Within the material below, find each line bearing the word "description" and present it.

++++++

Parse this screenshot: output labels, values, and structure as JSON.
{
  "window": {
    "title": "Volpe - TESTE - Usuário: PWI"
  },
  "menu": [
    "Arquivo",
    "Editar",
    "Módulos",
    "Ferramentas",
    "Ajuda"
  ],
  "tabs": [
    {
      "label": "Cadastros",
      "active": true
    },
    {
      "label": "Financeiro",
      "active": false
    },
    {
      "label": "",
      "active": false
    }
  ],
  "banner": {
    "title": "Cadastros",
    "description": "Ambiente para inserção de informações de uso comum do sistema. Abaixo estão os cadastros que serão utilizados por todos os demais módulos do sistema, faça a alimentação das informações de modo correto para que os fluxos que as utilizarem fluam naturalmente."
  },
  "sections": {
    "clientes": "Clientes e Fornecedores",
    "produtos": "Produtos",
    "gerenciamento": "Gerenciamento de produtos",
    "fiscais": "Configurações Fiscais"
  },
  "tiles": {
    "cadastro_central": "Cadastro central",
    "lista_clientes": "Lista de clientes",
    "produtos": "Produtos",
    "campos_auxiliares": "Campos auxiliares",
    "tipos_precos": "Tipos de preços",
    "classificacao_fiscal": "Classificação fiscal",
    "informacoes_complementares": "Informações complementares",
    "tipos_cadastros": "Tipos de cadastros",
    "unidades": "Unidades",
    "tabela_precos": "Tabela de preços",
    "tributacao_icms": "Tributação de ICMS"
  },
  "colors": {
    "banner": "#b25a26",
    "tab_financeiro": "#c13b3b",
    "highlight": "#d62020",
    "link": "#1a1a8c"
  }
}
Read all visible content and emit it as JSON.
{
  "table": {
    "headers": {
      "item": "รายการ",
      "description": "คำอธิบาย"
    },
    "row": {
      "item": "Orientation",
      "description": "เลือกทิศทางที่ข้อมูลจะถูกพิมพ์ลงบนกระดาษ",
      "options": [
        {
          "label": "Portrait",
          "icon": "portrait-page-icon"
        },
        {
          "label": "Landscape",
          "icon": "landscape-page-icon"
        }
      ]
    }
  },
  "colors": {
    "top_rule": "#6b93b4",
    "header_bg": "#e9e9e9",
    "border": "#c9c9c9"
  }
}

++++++

### Response box:
    "description": "Ambiente para inserção de informações de uso comum do sistema. Abaixo estão os cadastros que serão utilizados por todos os demais módulos do sistema, faça a alimentação das informações de modo correto para que os fluxos que as utilizarem fluam naturalmente."
      "description": "คำอธิบาย"
      "description": "เลือกทิศทางที่ข้อมูลจะถูกพิมพ์ลงบนกระดาษ",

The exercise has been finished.